Skip to content
Surprising Science

Distinct Extinct

New research has revealed how the extinction of mammoths and mastodons changed the landscape of the earth.

“The last breaths of mammoths and mastodons some 13,000 years ago have garnered plenty of research and just as much debate. But what happened when they disappeared? A new study, based partly on dung fungus, provides some answers to both questions. The upshot: The landscape changed dramatically. ‘As soon as herbivores drop off the landscape, we see different plant communities,’ said lead researcher Jacquelyn Gill of the University of Wisconsin, Madison, adding the result was an ‘ecosystem upheaval.’ Gill and her colleagues found that once emptied of a diversity of large animals equalling or surpassing that of Africa’s Serengeti, the landscape completely changed.
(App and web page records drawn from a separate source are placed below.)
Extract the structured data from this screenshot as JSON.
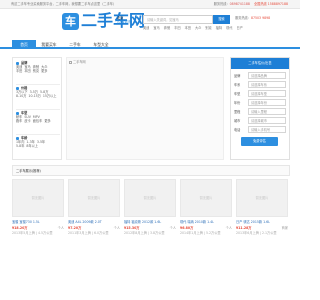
{
  "topbar": {
    "left_text": "有这二手车专业买卖服务平台，二手车网，我想要二手车点这里（二手车）",
    "right_text": "服务热线：",
    "hotline": "0898741188",
    "right_extra": "全国热线 1588897188"
  },
  "header": {
    "logo_mark": "车",
    "logo_text": "二手车网",
    "city_name": "北京",
    "city_switch": "[切换城市]",
    "search_placeholder": "请输入关键词，如宝马",
    "search_button": "搜索",
    "hot_words": [
      "奥迪",
      "宝马",
      "奔驰",
      "丰田",
      "本田",
      "大众",
      "别克",
      "福特",
      "现代",
      "日产"
    ],
    "phone_label": "服务热线：",
    "phone_number": "87503 9898"
  },
  "nav": {
    "items": [
      {
        "label": "首页",
        "active": true
      },
      {
        "label": "我要买车",
        "active": false
      },
      {
        "label": "二手车",
        "active": false
      },
      {
        "label": "车型大全",
        "active": false
      }
    ]
  },
  "filters": [
    {
      "title": "品牌",
      "rows": [
        [
          "奥迪",
          "宝马",
          "奔驰",
          "大众"
        ],
        [
          "丰田",
          "本田",
          "别克",
          "更多"
        ]
      ]
    },
    {
      "title": "价格",
      "rows": [
        [
          "3万以下",
          "3-5万",
          "5-8万"
        ],
        [
          "8-10万",
          "10-15万",
          "15万以上"
        ]
      ]
    },
    {
      "title": "车型",
      "rows": [
        [
          "轿车",
          "SUV",
          "MPV"
        ],
        [
          "跑车",
          "皮卡",
          "面包车",
          "更多"
        ]
      ]
    },
    {
      "title": "车龄",
      "rows": [
        [
          "1年内",
          "1-3年",
          "3-5年"
        ],
        [
          "5-8年",
          "8年以上"
        ]
      ]
    }
  ],
  "banner": {
    "alt_text": "二手车网"
  },
  "sell_form": {
    "title": "二手车估价/出售",
    "fields": [
      {
        "label": "品牌",
        "placeholder": "请选择品牌"
      },
      {
        "label": "车系",
        "placeholder": "请选择车系"
      },
      {
        "label": "车型",
        "placeholder": "请选择车型"
      },
      {
        "label": "年份",
        "placeholder": "请选择年份"
      },
      {
        "label": "里程",
        "placeholder": "请输入里程"
      },
      {
        "label": "城市",
        "placeholder": "请选择城市"
      },
      {
        "label": "电话",
        "placeholder": "请输入手机号"
      }
    ],
    "submit_label": "免费评估"
  },
  "listing": {
    "title": "二手车展示(推荐)",
    "photo_placeholder": "暂无图片",
    "cars": [
      {
        "title": "宝骏 宝骏730 1.5L",
        "price": "¥18.20万",
        "tag": "个人",
        "meta": "2013年5月上牌 | 4.5万公里"
      },
      {
        "title": "奥迪 A4L 2009款 2.0T",
        "price": "¥7.20万",
        "tag": "个人",
        "meta": "2011年3月上牌 | 6.0万公里"
      },
      {
        "title": "福特 福克斯 2012款 1.6L",
        "price": "¥15.30万",
        "tag": "个人",
        "meta": "2012年8月上牌 | 3.8万公里"
      },
      {
        "title": "现代 瑞纳 2010款 1.4L",
        "price": "¥6.80万",
        "tag": "个人",
        "meta": "2014年1月上牌 | 5.2万公里"
      },
      {
        "title": "日产 骐达 2015款 1.6L",
        "price": "¥11.28万",
        "tag": "商家",
        "meta": "2013年6月上牌 | 2.1万公里"
      }
    ]
  },
  "colors": {
    "brand_blue": "#2d8fe0",
    "price_red": "#e64c3c"
  }
}
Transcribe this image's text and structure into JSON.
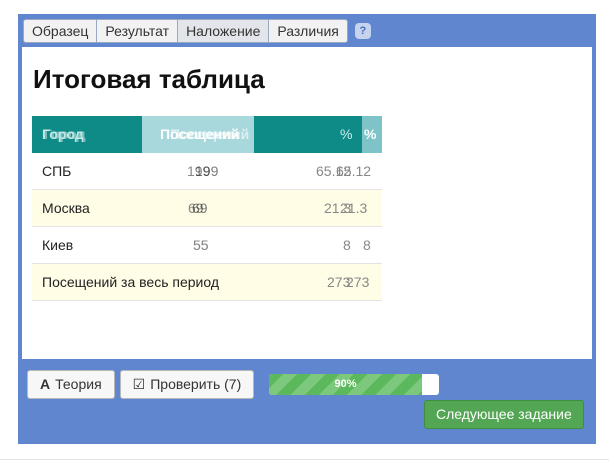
{
  "tabs": [
    "Образец",
    "Результат",
    "Наложение",
    "Различия"
  ],
  "help_label": "?",
  "panel": {
    "title": "Итоговая таблица",
    "table": {
      "headers": {
        "city": "Город",
        "city_ghost": "Город",
        "visits": "Посещений",
        "visits_ghost": "Посещений",
        "pct": "%",
        "pct_ghost": "%"
      },
      "rows": [
        {
          "city": "СПБ",
          "visits_a": "199",
          "visits_b": "199",
          "pct_a": "65.12",
          "pct_b": "65.12"
        },
        {
          "city": "Москва",
          "visits_a": "69",
          "visits_b": "69",
          "pct_a": "21.3",
          "pct_b": "21.3"
        },
        {
          "city": "Киев",
          "visits_a": "55",
          "visits_b": "55",
          "pct_a": "8",
          "pct_b": "8"
        }
      ],
      "footer": {
        "label": "Посещений за весь период",
        "total_a": "273",
        "total_b": "273"
      }
    }
  },
  "buttons": {
    "theory": "Теория",
    "theory_icon": "A",
    "check": "Проверить (7)",
    "check_icon": "☑",
    "next": "Следующее задание"
  },
  "progress": {
    "label": "90%",
    "value": 90
  }
}
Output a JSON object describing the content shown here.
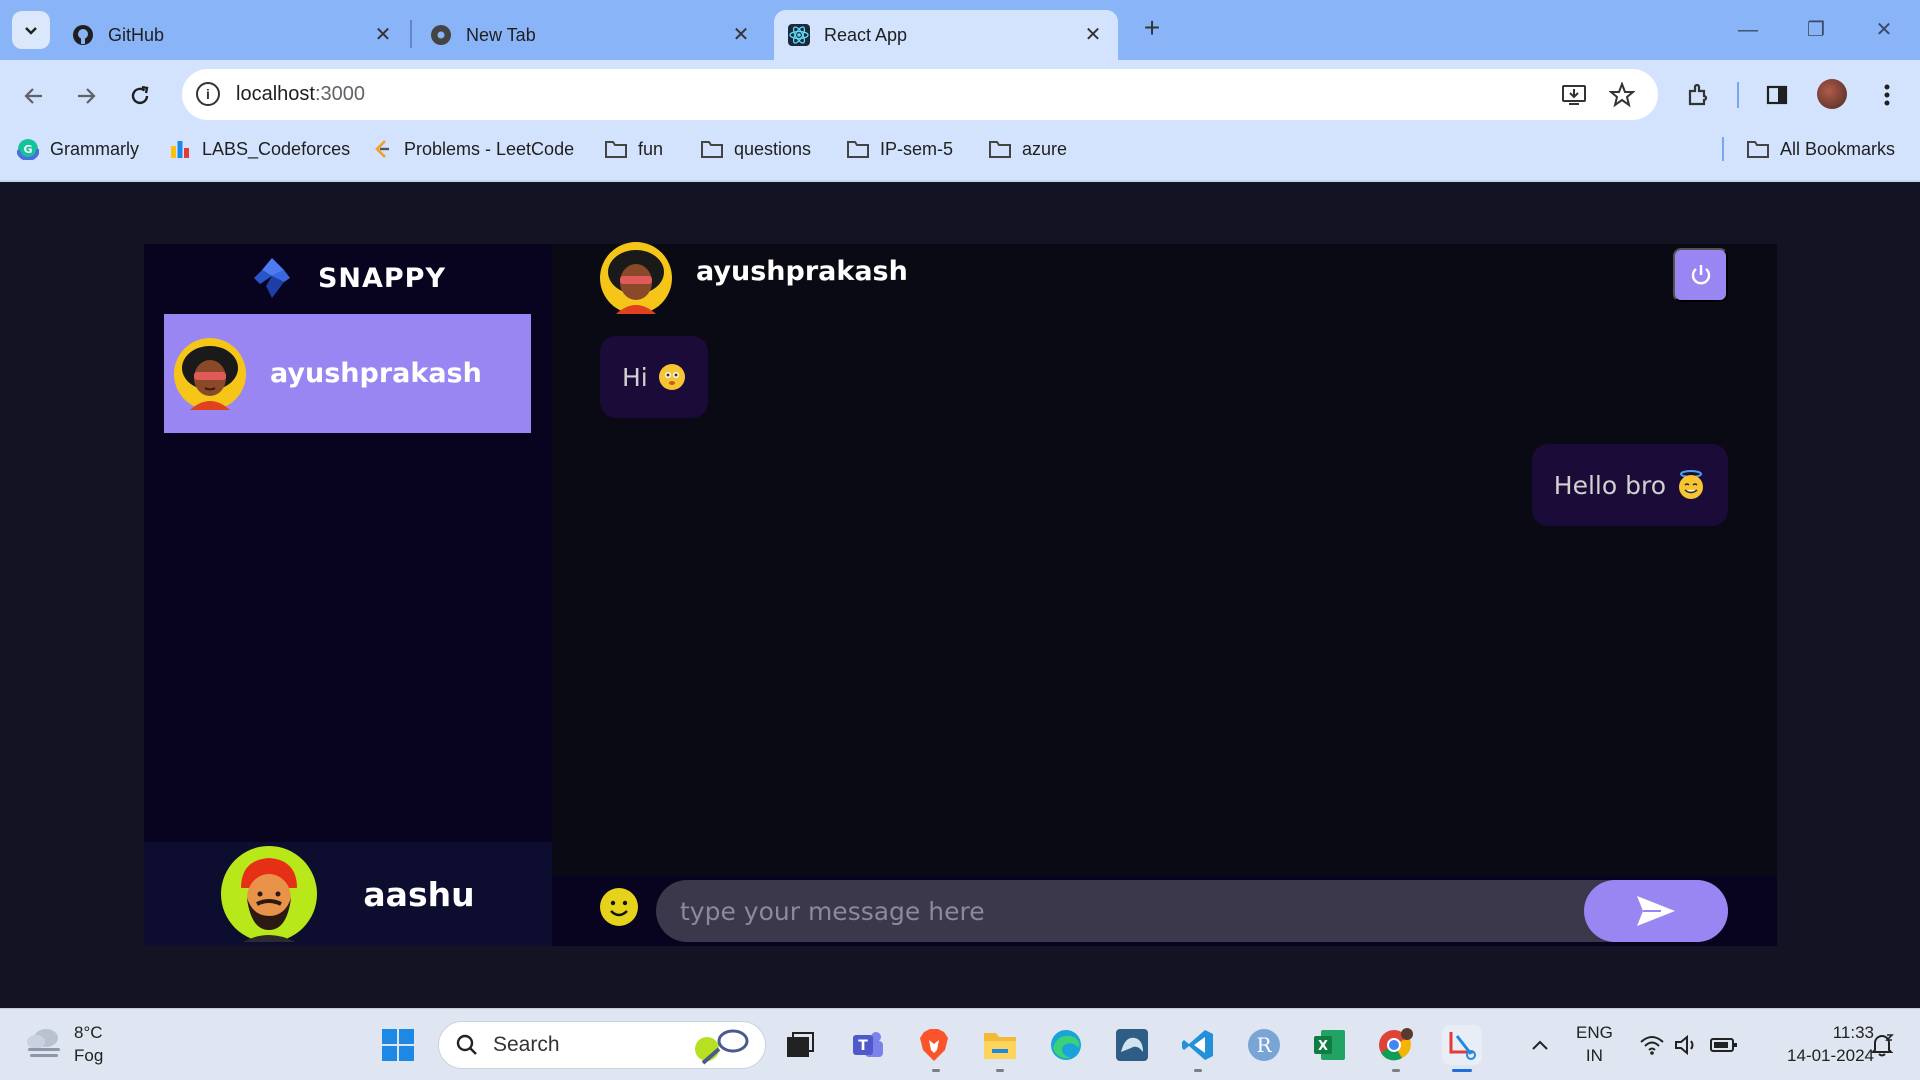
{
  "browser": {
    "tabs": [
      {
        "title": "GitHub",
        "icon": "github-icon"
      },
      {
        "title": "New Tab",
        "icon": "chrome-icon"
      },
      {
        "title": "React App",
        "icon": "react-icon",
        "active": true
      }
    ],
    "url": {
      "host": "localhost",
      "port": ":3000"
    },
    "bookmarks": [
      {
        "label": "Grammarly",
        "icon": "grammarly-icon"
      },
      {
        "label": "LABS_Codeforces",
        "icon": "codeforces-icon"
      },
      {
        "label": "Problems - LeetCode",
        "icon": "leetcode-icon"
      },
      {
        "label": "fun",
        "icon": "folder-icon"
      },
      {
        "label": "questions",
        "icon": "folder-icon"
      },
      {
        "label": "IP-sem-5",
        "icon": "folder-icon"
      },
      {
        "label": "azure",
        "icon": "folder-icon"
      }
    ],
    "all_bookmarks": "All Bookmarks"
  },
  "app": {
    "brand": "SNAPPY",
    "colors": {
      "accent": "#9a86f3",
      "background": "#131324",
      "sidebar": "#080420"
    },
    "contacts": [
      {
        "name": "ayushprakash",
        "selected": true
      }
    ],
    "current_user": {
      "name": "aashu"
    },
    "chat": {
      "title": "ayushprakash",
      "messages": [
        {
          "text": "Hi",
          "direction": "received",
          "emoji": "smiling-face-emoji"
        },
        {
          "text": "Hello bro",
          "direction": "sent",
          "emoji": "halo-face-emoji"
        }
      ],
      "input_placeholder": "type your message here"
    }
  },
  "taskbar": {
    "weather": {
      "temp": "8°C",
      "condition": "Fog"
    },
    "search_label": "Search",
    "language": {
      "lang": "ENG",
      "region": "IN"
    },
    "clock": {
      "time": "11:33",
      "date": "14-01-2024"
    }
  }
}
Trees once kept in check by the mammoth gang popped up and so did wildfires sparked by the woody debris.”


Related

Up Next

Epileptic Dancer

A dancer with epilepsy has stopped taking her medication and is hoping to have a seizure on stage to raise awareness about “an invisible disability.”